Research teams such as Gunma University Graduate School have announced that they could be attenuated by adding a special carbon to the toxin of O157, a type of Escherichia coli, and it is expected that it will lead to the establishment of a treatment method in the future.

Associate Professor Hidetada Hirakawa of the Graduate School of Medicine, Gunma University and a research team created by a chemical manufacturer have conducted experiments aimed at attenuating the verotoxins produced when humans are infected with O157.

As a result, it announced that it could be attenuated by adding special carbon used for storage batteries.

In an experiment to investigate the effect of special carbon in multiple mice infected with a pathogen similar to O157, they died by the 9th day after infection when carbon was not administered, whereas it was the longest when it was administered. Having lived in Japan for two weeks, the research group claims that it was able to attenuate it.

In addition, when this carbon was added to the culture solution of O157, the carbon adsorbed the toxin, so when administered to humans, the toxin may be excreted before it spreads throughout the body.

Since no radical cure for O157 infection has been established, the research group hopes that it will lead to the prevention and establishment of cures for food poisoning in the future.

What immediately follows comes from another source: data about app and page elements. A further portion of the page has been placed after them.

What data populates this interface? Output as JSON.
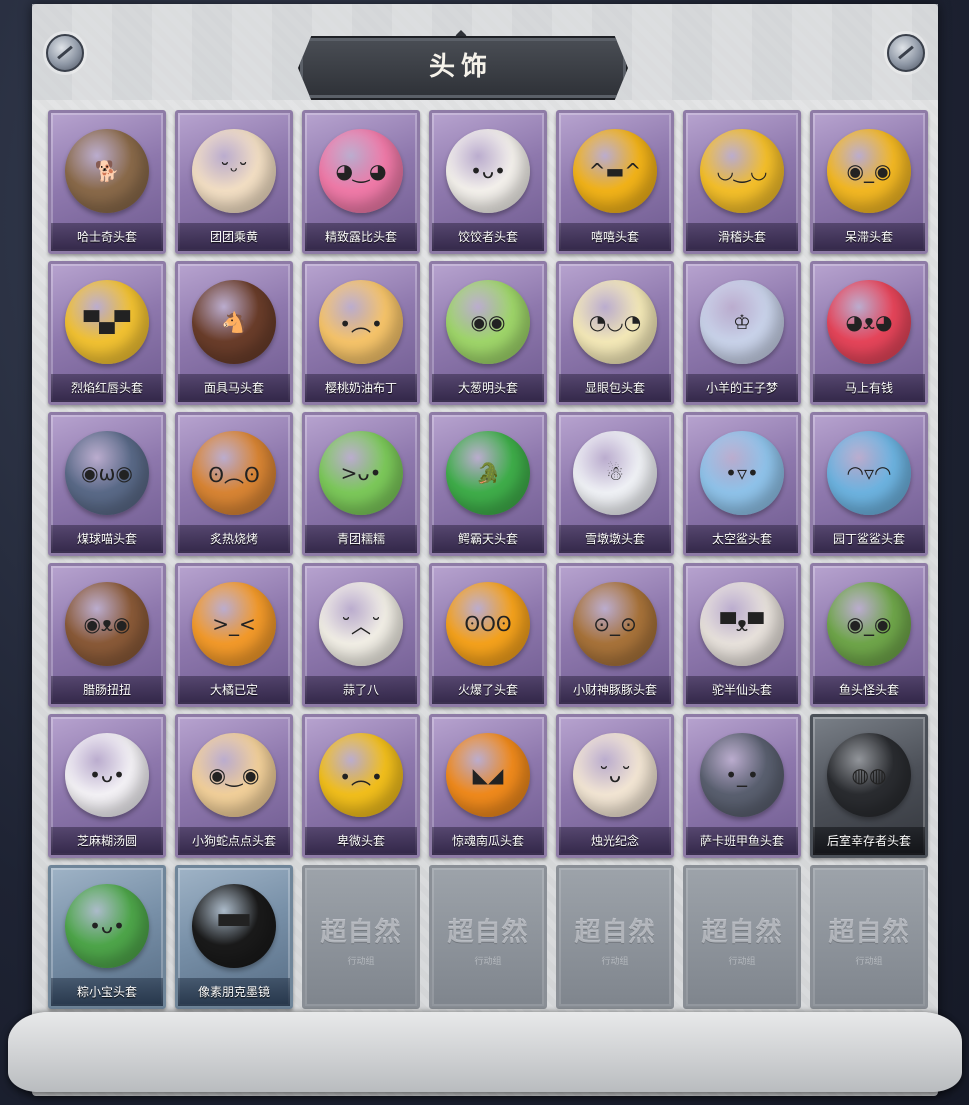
{
  "title": "头饰",
  "items": [
    {
      "label": "哈士奇头套",
      "color": "#8a6a4a",
      "icon_name": "husky-mask-icon",
      "glyph": "🐕"
    },
    {
      "label": "团团乘黄",
      "color": "#f3dfc4",
      "icon_name": "chenghuang-plush-icon",
      "glyph": "˘ᵕ˘"
    },
    {
      "label": "精致露比头套",
      "color": "#f07aa8",
      "icon_name": "ruby-mask-icon",
      "glyph": "◕‿◕"
    },
    {
      "label": "饺饺者头套",
      "color": "#f4f1ec",
      "icon_name": "dumpling-mask-icon",
      "glyph": "•ᴗ•"
    },
    {
      "label": "嘻嘻头套",
      "color": "#f2b319",
      "icon_name": "grin-emoji-mask-icon",
      "glyph": "^▬^"
    },
    {
      "label": "滑稽头套",
      "color": "#f4bf2a",
      "icon_name": "funny-emoji-mask-icon",
      "glyph": "◡‿◡"
    },
    {
      "label": "呆滞头套",
      "color": "#f3b823",
      "icon_name": "dazed-emoji-mask-icon",
      "glyph": "◉_◉"
    },
    {
      "label": "烈焰红唇头套",
      "color": "#f2c232",
      "icon_name": "red-lips-mask-icon",
      "glyph": "▀▄▀"
    },
    {
      "label": "面具马头套",
      "color": "#6a3d2a",
      "icon_name": "horse-mask-icon",
      "glyph": "🐴"
    },
    {
      "label": "樱桃奶油布丁",
      "color": "#f6c46a",
      "icon_name": "pudding-mask-icon",
      "glyph": "•︵•"
    },
    {
      "label": "大葱明头套",
      "color": "#9fd66a",
      "icon_name": "scallion-mask-icon",
      "glyph": "◉◉"
    },
    {
      "label": "显眼包头套",
      "color": "#f4e9b8",
      "icon_name": "lightbulb-mask-icon",
      "glyph": "◔◡◔"
    },
    {
      "label": "小羊的王子梦",
      "color": "#c9d3ea",
      "icon_name": "sheep-prince-mask-icon",
      "glyph": "♔"
    },
    {
      "label": "马上有钱",
      "color": "#e6455a",
      "icon_name": "lucky-horse-mask-icon",
      "glyph": "◕ᴥ◕"
    },
    {
      "label": "煤球喵头套",
      "color": "#5a6a88",
      "icon_name": "black-cat-mask-icon",
      "glyph": "◉ω◉"
    },
    {
      "label": "炙热烧烤",
      "color": "#d98534",
      "icon_name": "bbq-meat-mask-icon",
      "glyph": "ʘ︵ʘ"
    },
    {
      "label": "青团糯糯",
      "color": "#7cc95a",
      "icon_name": "green-rice-ball-mask-icon",
      "glyph": ">ᴗ•"
    },
    {
      "label": "鳄霸天头套",
      "color": "#3fae4a",
      "icon_name": "crocodile-mask-icon",
      "glyph": "🐊"
    },
    {
      "label": "雪墩墩头套",
      "color": "#f0f2f6",
      "icon_name": "snowman-mask-icon",
      "glyph": "☃"
    },
    {
      "label": "太空鲨头套",
      "color": "#8fc3ea",
      "icon_name": "space-shark-mask-icon",
      "glyph": "•▿•"
    },
    {
      "label": "园丁鲨鲨头套",
      "color": "#6db3e0",
      "icon_name": "gardener-shark-mask-icon",
      "glyph": "◠▿◠"
    },
    {
      "label": "腊肠扭扭",
      "color": "#8a5a38",
      "icon_name": "dachshund-mask-icon",
      "glyph": "◉ᴥ◉"
    },
    {
      "label": "大橘已定",
      "color": "#f39a2a",
      "icon_name": "orange-slice-mask-icon",
      "glyph": ">_<"
    },
    {
      "label": "蒜了八",
      "color": "#f2efe6",
      "icon_name": "garlic-mask-icon",
      "glyph": "˘︿˘"
    },
    {
      "label": "火爆了头套",
      "color": "#f5a21c",
      "icon_name": "fire-spirit-mask-icon",
      "glyph": "ʘOʘ"
    },
    {
      "label": "小财神豚豚头套",
      "color": "#a8733a",
      "icon_name": "capybara-god-mask-icon",
      "glyph": "⊙_⊙"
    },
    {
      "label": "驼半仙头套",
      "color": "#e8e2dc",
      "icon_name": "alpaca-sunglasses-mask-icon",
      "glyph": "▀ᴥ▀"
    },
    {
      "label": "鱼头怪头套",
      "color": "#6fa64a",
      "icon_name": "fish-head-mask-icon",
      "glyph": "◉_◉"
    },
    {
      "label": "芝麻糊汤圆",
      "color": "#f4f2f6",
      "icon_name": "sesame-tangyuan-mask-icon",
      "glyph": "•ᴗ•"
    },
    {
      "label": "小狗蛇点点头套",
      "color": "#f2d09a",
      "icon_name": "dog-snake-mask-icon",
      "glyph": "◉‿◉"
    },
    {
      "label": "卑微头套",
      "color": "#f2bf1c",
      "icon_name": "humble-emoji-mask-icon",
      "glyph": "•︵•"
    },
    {
      "label": "惊魂南瓜头套",
      "color": "#f08a1c",
      "icon_name": "pumpkin-mask-icon",
      "glyph": "◣◢"
    },
    {
      "label": "烛光纪念",
      "color": "#f3e6d4",
      "icon_name": "candle-mask-icon",
      "glyph": "˘ᴗ˘"
    },
    {
      "label": "萨卡班甲鱼头套",
      "color": "#5a6070",
      "icon_name": "sacabambaspis-mask-icon",
      "glyph": "•_•"
    },
    {
      "label": "后室幸存者头套",
      "color": "#2a2c30",
      "icon_name": "gas-mask-helmet-icon",
      "glyph": "◍◍"
    },
    {
      "label": "粽小宝头套",
      "color": "#4ea64a",
      "icon_name": "zongzi-mask-icon",
      "glyph": "•ᴗ•"
    },
    {
      "label": "像素朋克墨镜",
      "color": "#1a1a1a",
      "icon_name": "pixel-sunglasses-icon",
      "glyph": "▀▀"
    }
  ],
  "placeholder_text": "超自然",
  "placeholder_subtext": "行动组"
}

Associate Professor Hirakawa said, "O157 has a very high risk of death due to severe illness in infants and the elderly. I would like to further research so that as many people as possible can be saved."